* [WORK TO COMPLETE]:
Look for the line with "Enumerate this screenshot's" in the entries below, then extract that line and all lines after it exactly, with pictures left out.

*** Begin section ***

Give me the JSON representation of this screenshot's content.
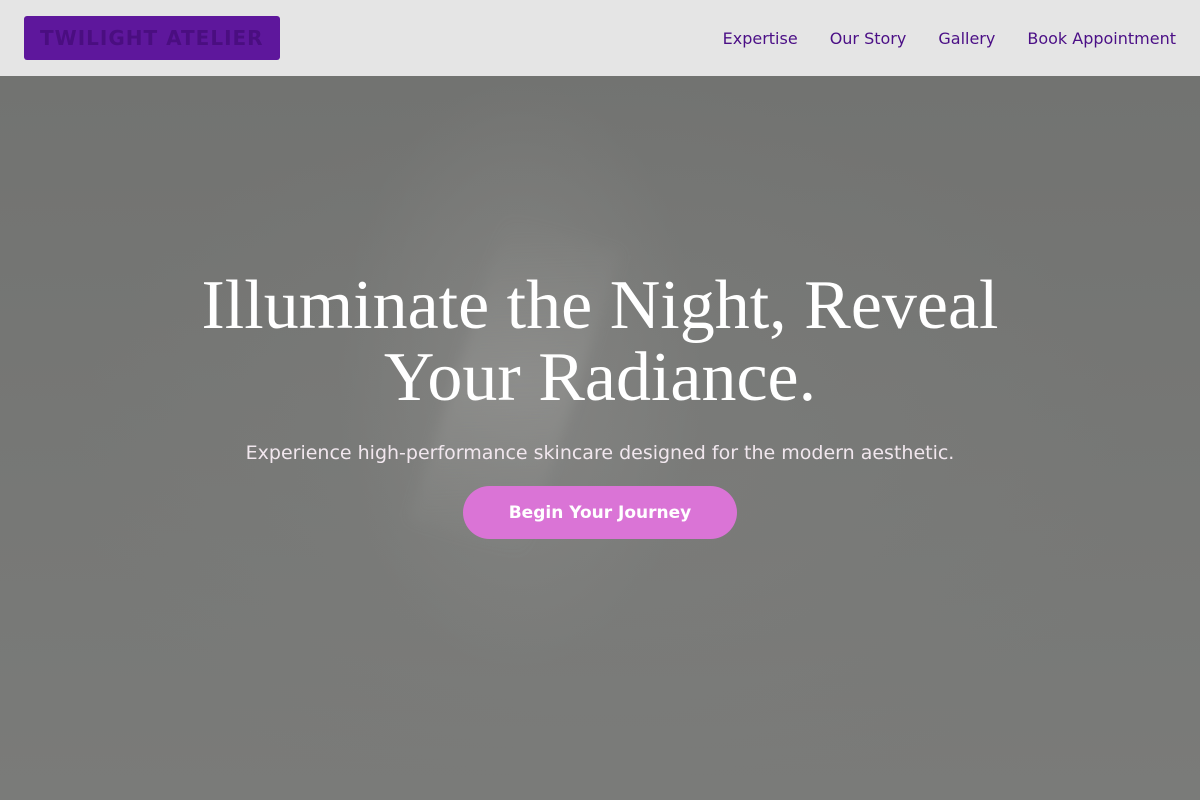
{
  "brand": {
    "logo_text": "TWILIGHT ATELIER"
  },
  "nav": {
    "items": [
      {
        "label": "Expertise"
      },
      {
        "label": "Our Story"
      },
      {
        "label": "Gallery"
      },
      {
        "label": "Book Appointment"
      }
    ]
  },
  "hero": {
    "title_line1": "Illuminate the Night, Reveal",
    "title_line2": "Your Radiance.",
    "subtitle": "Experience high-performance skincare designed for the modern aesthetic.",
    "cta_label": "Begin Your Journey"
  },
  "colors": {
    "nav_background": "#e5e5e5",
    "logo_background": "#5e179c",
    "nav_link": "#4b0f86",
    "hero_overlay": "#757674",
    "cta_background": "#da74d6"
  }
}
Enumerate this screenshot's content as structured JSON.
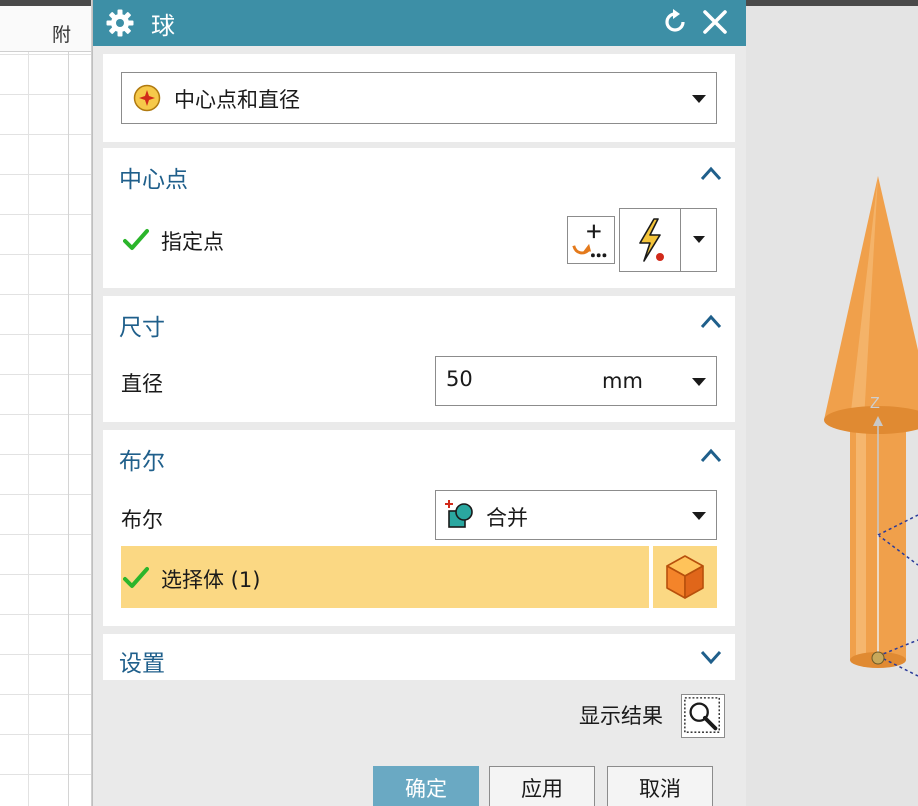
{
  "spreadsheet": {
    "column_letter": "附"
  },
  "dialog": {
    "title": "球",
    "icons": {
      "settings": "gear-icon",
      "reset": "reset-icon",
      "close": "close-icon"
    },
    "type_selector": {
      "value": "中心点和直径",
      "icon": "center-diameter-icon"
    },
    "sections": {
      "center": {
        "title": "中心点",
        "expanded": true,
        "specify_point_label": "指定点",
        "status": "complete"
      },
      "dimension": {
        "title": "尺寸",
        "expanded": true,
        "diameter_label": "直径",
        "diameter_value": "50",
        "diameter_unit": "mm"
      },
      "boolean": {
        "title": "布尔",
        "expanded": true,
        "boolean_label": "布尔",
        "boolean_value": "合并",
        "select_body_label": "选择体 (1)",
        "highlight_color": "#fbd883"
      },
      "settings": {
        "title": "设置",
        "expanded": false
      }
    },
    "show_result_label": "显示结果",
    "buttons": {
      "ok": "确定",
      "apply": "应用",
      "cancel": "取消"
    }
  },
  "viewport": {
    "axis_label": "Z",
    "model_color": "#f0a04b"
  },
  "colors": {
    "titlebar": "#3d8fa6",
    "section_title": "#1f5f8b",
    "ok_button": "#6aa9c3",
    "check_green": "#2bb52b"
  }
}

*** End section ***

* [COMPLETED TASK]:
Enumerate this screenshot's content as structured JSON.
{
  "spreadsheet": {
    "column_letter": "附"
  },
  "dialog": {
    "title": "球",
    "icons": {
      "settings": "gear-icon",
      "reset": "reset-icon",
      "close": "close-icon"
    },
    "type_selector": {
      "value": "中心点和直径",
      "icon": "center-diameter-icon"
    },
    "sections": {
      "center": {
        "title": "中心点",
        "expanded": true,
        "specify_point_label": "指定点",
        "status": "complete"
      },
      "dimension": {
        "title": "尺寸",
        "expanded": true,
        "diameter_label": "直径",
        "diameter_value": "50",
        "diameter_unit": "mm"
      },
      "boolean": {
        "title": "布尔",
        "expanded": true,
        "boolean_label": "布尔",
        "boolean_value": "合并",
        "select_body_label": "选择体 (1)",
        "highlight_color": "#fbd883"
      },
      "settings": {
        "title": "设置",
        "expanded": false
      }
    },
    "show_result_label": "显示结果",
    "buttons": {
      "ok": "确定",
      "apply": "应用",
      "cancel": "取消"
    }
  },
  "viewport": {
    "axis_label": "Z",
    "model_color": "#f0a04b"
  },
  "colors": {
    "titlebar": "#3d8fa6",
    "section_title": "#1f5f8b",
    "ok_button": "#6aa9c3",
    "check_green": "#2bb52b"
  }
}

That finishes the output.